[[ DATA TO USE, beginning ]]

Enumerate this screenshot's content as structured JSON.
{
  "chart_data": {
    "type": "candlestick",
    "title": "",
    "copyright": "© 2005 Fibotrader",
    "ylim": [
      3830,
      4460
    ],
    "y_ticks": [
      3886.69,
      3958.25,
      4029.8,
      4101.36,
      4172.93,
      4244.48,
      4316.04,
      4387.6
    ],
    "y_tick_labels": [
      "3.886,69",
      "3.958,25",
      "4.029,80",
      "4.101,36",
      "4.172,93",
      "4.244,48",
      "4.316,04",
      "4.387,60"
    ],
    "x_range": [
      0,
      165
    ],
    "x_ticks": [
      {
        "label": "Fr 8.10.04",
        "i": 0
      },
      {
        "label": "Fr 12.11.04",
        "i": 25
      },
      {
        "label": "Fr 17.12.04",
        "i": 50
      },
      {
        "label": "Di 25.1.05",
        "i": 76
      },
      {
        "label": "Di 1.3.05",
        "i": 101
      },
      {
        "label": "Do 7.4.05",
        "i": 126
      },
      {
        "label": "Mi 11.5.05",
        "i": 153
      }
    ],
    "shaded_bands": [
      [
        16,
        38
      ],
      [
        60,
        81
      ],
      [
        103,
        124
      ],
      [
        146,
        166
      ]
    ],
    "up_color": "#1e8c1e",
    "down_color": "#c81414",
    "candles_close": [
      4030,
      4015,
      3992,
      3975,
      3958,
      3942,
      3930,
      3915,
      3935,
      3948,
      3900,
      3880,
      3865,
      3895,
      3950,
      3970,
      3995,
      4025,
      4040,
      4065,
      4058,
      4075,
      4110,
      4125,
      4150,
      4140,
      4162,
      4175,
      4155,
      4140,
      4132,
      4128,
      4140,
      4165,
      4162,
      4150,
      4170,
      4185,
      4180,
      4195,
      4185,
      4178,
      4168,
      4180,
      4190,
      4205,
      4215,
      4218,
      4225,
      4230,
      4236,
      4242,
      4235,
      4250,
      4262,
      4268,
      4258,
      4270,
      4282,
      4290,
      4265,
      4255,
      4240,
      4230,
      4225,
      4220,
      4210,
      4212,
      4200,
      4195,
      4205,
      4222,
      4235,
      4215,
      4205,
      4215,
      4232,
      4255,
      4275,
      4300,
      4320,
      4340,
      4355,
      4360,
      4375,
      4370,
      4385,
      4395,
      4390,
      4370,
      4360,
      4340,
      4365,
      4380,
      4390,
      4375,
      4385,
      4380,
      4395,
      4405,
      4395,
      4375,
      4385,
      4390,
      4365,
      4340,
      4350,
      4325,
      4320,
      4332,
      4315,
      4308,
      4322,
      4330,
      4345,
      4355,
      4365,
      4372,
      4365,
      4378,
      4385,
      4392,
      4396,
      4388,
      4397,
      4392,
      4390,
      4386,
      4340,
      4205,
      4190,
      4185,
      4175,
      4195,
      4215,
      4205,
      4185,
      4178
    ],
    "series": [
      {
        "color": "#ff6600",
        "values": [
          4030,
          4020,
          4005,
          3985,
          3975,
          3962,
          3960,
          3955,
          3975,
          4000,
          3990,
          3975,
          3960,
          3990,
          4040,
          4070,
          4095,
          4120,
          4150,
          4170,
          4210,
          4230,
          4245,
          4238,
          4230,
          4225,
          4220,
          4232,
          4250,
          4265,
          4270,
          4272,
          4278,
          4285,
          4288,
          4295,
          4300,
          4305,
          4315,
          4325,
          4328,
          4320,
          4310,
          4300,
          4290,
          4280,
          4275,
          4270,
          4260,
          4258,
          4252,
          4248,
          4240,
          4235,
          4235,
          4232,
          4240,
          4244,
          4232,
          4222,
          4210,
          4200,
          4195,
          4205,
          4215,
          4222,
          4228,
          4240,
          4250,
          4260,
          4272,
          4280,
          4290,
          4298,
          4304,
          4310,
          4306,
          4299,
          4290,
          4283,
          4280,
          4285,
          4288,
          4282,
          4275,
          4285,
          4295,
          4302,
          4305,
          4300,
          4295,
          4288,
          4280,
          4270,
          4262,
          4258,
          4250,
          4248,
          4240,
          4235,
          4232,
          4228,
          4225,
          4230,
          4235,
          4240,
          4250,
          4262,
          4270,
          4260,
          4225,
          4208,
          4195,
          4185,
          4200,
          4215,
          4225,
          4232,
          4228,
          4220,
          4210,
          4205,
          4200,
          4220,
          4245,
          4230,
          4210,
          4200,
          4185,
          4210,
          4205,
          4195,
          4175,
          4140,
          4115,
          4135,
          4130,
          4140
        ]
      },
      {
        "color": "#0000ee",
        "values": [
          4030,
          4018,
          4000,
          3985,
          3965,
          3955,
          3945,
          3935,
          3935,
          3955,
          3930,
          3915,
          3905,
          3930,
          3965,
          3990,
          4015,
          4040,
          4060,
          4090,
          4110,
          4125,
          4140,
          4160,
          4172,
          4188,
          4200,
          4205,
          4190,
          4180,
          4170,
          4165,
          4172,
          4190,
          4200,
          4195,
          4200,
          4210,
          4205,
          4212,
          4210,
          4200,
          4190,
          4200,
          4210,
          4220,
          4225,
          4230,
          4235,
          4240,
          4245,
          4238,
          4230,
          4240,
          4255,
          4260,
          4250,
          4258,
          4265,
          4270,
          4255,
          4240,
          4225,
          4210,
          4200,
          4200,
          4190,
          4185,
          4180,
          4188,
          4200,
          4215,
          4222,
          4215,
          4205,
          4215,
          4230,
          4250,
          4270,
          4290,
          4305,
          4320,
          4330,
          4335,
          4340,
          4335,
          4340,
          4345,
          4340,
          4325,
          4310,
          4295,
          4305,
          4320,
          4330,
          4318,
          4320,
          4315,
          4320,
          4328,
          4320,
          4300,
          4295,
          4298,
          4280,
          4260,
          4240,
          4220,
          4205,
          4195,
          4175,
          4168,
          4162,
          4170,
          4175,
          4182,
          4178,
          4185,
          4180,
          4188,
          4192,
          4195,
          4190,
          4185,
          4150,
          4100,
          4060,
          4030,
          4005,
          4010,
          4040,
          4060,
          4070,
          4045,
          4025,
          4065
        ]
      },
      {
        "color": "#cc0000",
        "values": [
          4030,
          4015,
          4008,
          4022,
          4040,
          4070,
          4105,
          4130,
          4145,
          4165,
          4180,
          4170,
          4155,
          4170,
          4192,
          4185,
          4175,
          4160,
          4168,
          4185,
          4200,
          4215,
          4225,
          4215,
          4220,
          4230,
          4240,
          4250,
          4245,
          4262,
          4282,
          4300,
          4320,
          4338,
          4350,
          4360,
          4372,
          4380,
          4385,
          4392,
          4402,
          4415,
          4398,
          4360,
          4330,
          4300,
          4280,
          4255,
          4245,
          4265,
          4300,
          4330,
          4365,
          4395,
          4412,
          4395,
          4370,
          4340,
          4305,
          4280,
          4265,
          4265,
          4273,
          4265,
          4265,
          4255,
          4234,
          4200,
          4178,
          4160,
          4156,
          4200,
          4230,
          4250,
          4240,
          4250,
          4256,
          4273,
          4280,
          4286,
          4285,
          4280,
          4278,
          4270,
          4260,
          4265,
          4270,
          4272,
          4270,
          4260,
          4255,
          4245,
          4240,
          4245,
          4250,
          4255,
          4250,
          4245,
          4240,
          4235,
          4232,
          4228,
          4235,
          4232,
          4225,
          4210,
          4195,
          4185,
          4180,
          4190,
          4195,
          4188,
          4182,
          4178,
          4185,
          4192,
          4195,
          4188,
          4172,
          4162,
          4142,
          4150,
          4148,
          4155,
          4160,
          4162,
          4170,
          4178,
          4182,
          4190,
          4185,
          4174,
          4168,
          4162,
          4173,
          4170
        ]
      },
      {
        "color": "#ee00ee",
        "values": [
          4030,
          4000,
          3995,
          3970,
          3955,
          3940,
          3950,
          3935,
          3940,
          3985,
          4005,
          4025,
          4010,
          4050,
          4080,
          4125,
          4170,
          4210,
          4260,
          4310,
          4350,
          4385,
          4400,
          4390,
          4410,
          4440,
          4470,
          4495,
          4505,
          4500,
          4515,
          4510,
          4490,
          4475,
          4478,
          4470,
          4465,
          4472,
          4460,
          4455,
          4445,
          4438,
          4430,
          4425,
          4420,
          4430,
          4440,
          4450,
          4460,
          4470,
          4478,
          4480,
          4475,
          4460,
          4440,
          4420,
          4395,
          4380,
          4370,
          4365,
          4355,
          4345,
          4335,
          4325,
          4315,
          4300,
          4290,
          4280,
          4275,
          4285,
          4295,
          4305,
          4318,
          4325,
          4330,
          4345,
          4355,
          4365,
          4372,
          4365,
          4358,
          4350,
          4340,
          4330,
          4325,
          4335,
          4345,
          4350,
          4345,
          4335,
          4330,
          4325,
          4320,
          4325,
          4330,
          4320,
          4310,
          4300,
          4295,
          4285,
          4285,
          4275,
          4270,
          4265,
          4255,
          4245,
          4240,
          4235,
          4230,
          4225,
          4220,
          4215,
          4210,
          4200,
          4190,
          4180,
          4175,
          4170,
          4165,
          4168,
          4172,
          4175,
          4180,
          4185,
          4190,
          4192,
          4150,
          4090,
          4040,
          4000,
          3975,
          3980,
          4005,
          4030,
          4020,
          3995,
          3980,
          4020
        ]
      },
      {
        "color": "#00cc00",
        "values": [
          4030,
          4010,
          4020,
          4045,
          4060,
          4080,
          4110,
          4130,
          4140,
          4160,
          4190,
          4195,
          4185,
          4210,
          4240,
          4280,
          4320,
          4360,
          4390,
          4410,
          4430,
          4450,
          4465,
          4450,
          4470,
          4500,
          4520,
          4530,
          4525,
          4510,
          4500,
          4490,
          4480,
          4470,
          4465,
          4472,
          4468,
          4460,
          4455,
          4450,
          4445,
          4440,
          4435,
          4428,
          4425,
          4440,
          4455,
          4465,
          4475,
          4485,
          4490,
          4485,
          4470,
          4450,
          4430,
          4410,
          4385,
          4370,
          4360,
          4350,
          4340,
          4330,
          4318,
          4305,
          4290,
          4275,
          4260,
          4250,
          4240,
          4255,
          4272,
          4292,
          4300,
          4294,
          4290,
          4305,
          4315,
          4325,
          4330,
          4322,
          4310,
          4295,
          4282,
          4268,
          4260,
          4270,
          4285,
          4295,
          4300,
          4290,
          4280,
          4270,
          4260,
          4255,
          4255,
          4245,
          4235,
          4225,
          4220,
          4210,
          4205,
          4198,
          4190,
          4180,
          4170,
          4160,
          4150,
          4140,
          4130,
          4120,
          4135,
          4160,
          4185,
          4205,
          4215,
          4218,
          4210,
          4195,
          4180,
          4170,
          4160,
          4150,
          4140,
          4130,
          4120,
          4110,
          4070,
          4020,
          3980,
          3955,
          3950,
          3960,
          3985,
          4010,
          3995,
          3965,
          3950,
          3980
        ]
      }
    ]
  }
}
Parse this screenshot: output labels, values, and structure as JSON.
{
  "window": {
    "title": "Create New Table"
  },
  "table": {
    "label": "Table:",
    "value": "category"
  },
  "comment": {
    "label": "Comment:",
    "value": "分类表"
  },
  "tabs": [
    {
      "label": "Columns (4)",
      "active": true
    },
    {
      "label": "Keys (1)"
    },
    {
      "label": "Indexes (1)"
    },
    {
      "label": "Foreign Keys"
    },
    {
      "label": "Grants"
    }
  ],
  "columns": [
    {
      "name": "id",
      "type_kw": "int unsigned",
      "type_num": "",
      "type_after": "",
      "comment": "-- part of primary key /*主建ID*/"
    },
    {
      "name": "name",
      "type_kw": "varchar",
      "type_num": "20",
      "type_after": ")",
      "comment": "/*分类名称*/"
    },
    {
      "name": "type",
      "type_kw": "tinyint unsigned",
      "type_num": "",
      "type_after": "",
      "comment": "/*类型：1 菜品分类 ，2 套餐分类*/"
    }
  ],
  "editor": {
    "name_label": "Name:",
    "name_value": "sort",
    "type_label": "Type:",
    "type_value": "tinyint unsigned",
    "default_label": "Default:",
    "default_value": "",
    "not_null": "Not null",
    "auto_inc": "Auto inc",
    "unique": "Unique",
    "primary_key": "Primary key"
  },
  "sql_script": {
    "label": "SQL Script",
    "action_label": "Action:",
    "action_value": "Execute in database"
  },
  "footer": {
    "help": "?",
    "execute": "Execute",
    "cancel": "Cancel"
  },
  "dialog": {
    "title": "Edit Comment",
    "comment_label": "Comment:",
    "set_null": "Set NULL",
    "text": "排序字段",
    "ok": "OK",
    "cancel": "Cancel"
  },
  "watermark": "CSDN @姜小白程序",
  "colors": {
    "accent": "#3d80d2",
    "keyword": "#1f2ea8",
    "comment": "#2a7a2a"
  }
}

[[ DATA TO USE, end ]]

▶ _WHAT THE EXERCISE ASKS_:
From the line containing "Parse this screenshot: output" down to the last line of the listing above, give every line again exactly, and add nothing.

▶ _TASK ANSWER_:
Parse this screenshot: output labels, values, and structure as JSON.
{
  "window": {
    "title": "Create New Table"
  },
  "table": {
    "label": "Table:",
    "value": "category"
  },
  "comment": {
    "label": "Comment:",
    "value": "分类表"
  },
  "tabs": [
    {
      "label": "Columns (4)",
      "active": true
    },
    {
      "label": "Keys (1)"
    },
    {
      "label": "Indexes (1)"
    },
    {
      "label": "Foreign Keys"
    },
    {
      "label": "Grants"
    }
  ],
  "columns": [
    {
      "name": "id",
      "type_kw": "int unsigned",
      "type_num": "",
      "type_after": "",
      "comment": "-- part of primary key /*主建ID*/"
    },
    {
      "name": "name",
      "type_kw": "varchar",
      "type_num": "20",
      "type_after": ")",
      "comment": "/*分类名称*/"
    },
    {
      "name": "type",
      "type_kw": "tinyint unsigned",
      "type_num": "",
      "type_after": "",
      "comment": "/*类型：1 菜品分类 ，2 套餐分类*/"
    }
  ],
  "editor": {
    "name_label": "Name:",
    "name_value": "sort",
    "type_label": "Type:",
    "type_value": "tinyint unsigned",
    "default_label": "Default:",
    "default_value": "",
    "not_null": "Not null",
    "auto_inc": "Auto inc",
    "unique": "Unique",
    "primary_key": "Primary key"
  },
  "sql_script": {
    "label": "SQL Script",
    "action_label": "Action:",
    "action_value": "Execute in database"
  },
  "footer": {
    "help": "?",
    "execute": "Execute",
    "cancel": "Cancel"
  },
  "dialog": {
    "title": "Edit Comment",
    "comment_label": "Comment:",
    "set_null": "Set NULL",
    "text": "排序字段",
    "ok": "OK",
    "cancel": "Cancel"
  },
  "watermark": "CSDN @姜小白程序",
  "colors": {
    "accent": "#3d80d2",
    "keyword": "#1f2ea8",
    "comment": "#2a7a2a"
  }
}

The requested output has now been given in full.